## WHAT IS REQUIRED
In the records that follow, locate every line with "name" and extract it.

---------- SUPPLIED MATERIAL

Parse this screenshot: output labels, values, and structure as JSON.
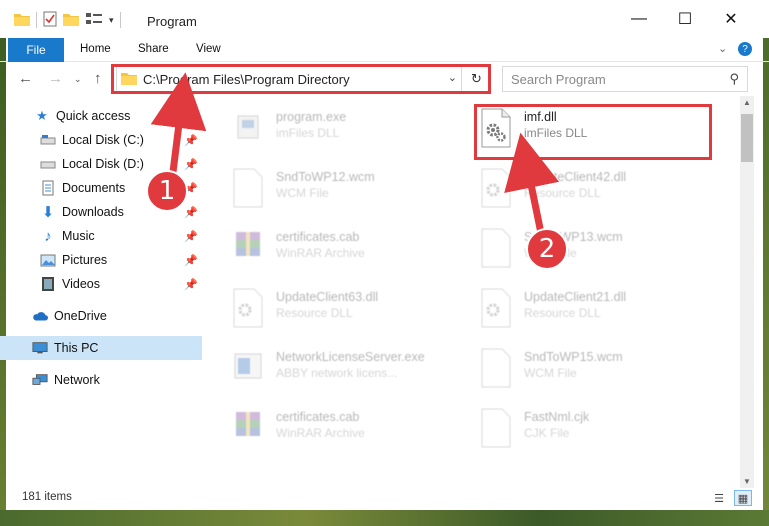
{
  "window": {
    "title": "Program",
    "buttons": {
      "minimize": "—",
      "maximize": "☐",
      "close": "✕"
    }
  },
  "ribbon": {
    "tabs": [
      "File",
      "Home",
      "Share",
      "View"
    ]
  },
  "address_bar": {
    "path": "C:\\Program Files\\Program Directory"
  },
  "search": {
    "placeholder": "Search Program"
  },
  "sidebar": {
    "items": [
      {
        "label": "Quick access",
        "icon": "star-icon",
        "pinned": false
      },
      {
        "label": "Local Disk (C:)",
        "icon": "drive-icon",
        "pinned": true
      },
      {
        "label": "Local Disk (D:)",
        "icon": "drive-icon",
        "pinned": true
      },
      {
        "label": "Documents",
        "icon": "documents-icon",
        "pinned": true
      },
      {
        "label": "Downloads",
        "icon": "downloads-icon",
        "pinned": true
      },
      {
        "label": "Music",
        "icon": "music-icon",
        "pinned": true
      },
      {
        "label": "Pictures",
        "icon": "pictures-icon",
        "pinned": true
      },
      {
        "label": "Videos",
        "icon": "videos-icon",
        "pinned": true
      },
      {
        "label": "OneDrive",
        "icon": "onedrive-icon",
        "pinned": false
      },
      {
        "label": "This PC",
        "icon": "pc-icon",
        "pinned": false
      },
      {
        "label": "Network",
        "icon": "network-icon",
        "pinned": false
      }
    ]
  },
  "files": [
    {
      "name": "program.exe",
      "type": "imFiles DLL",
      "icon": "exe-icon",
      "highlighted": false
    },
    {
      "name": "imf.dll",
      "type": "imFiles DLL",
      "icon": "dll-gear-icon",
      "highlighted": true
    },
    {
      "name": "SndToWP12.wcm",
      "type": "WCM File",
      "icon": "blank-file-icon",
      "highlighted": false
    },
    {
      "name": "UpdateClient42.dll",
      "type": "Resource DLL",
      "icon": "dll-gear-icon",
      "highlighted": false
    },
    {
      "name": "certificates.cab",
      "type": "WinRAR Archive",
      "icon": "winrar-icon",
      "highlighted": false
    },
    {
      "name": "SndToWP13.wcm",
      "type": "WCM File",
      "icon": "blank-file-icon",
      "highlighted": false
    },
    {
      "name": "UpdateClient63.dll",
      "type": "Resource DLL",
      "icon": "dll-gear-icon",
      "highlighted": false
    },
    {
      "name": "UpdateClient21.dll",
      "type": "Resource DLL",
      "icon": "dll-gear-icon",
      "highlighted": false
    },
    {
      "name": "NetworkLicenseServer.exe",
      "type": "ABBY network licens...",
      "icon": "app-icon",
      "highlighted": false
    },
    {
      "name": "SndToWP15.wcm",
      "type": "WCM File",
      "icon": "blank-file-icon",
      "highlighted": false
    },
    {
      "name": "certificates.cab",
      "type": "WinRAR Archive",
      "icon": "winrar-icon",
      "highlighted": false
    },
    {
      "name": "FastNml.cjk",
      "type": "CJK File",
      "icon": "blank-file-icon",
      "highlighted": false
    }
  ],
  "annotations": {
    "step1": "1",
    "step2": "2"
  },
  "statusbar": {
    "count": "181 items"
  },
  "colors": {
    "accent": "#1979ca",
    "annotation": "#e0393e",
    "selection": "#cce4f7"
  }
}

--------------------

## TASK RESPONSE
      "name": "program.exe",
      "name": "imf.dll",
      "name": "SndToWP12.wcm",
      "name": "UpdateClient42.dll",
      "name": "certificates.cab",
      "name": "SndToWP13.wcm",
      "name": "UpdateClient63.dll",
      "name": "UpdateClient21.dll",
      "name": "NetworkLicenseServer.exe",
      "name": "SndToWP15.wcm",
      "name": "certificates.cab",
      "name": "FastNml.cjk",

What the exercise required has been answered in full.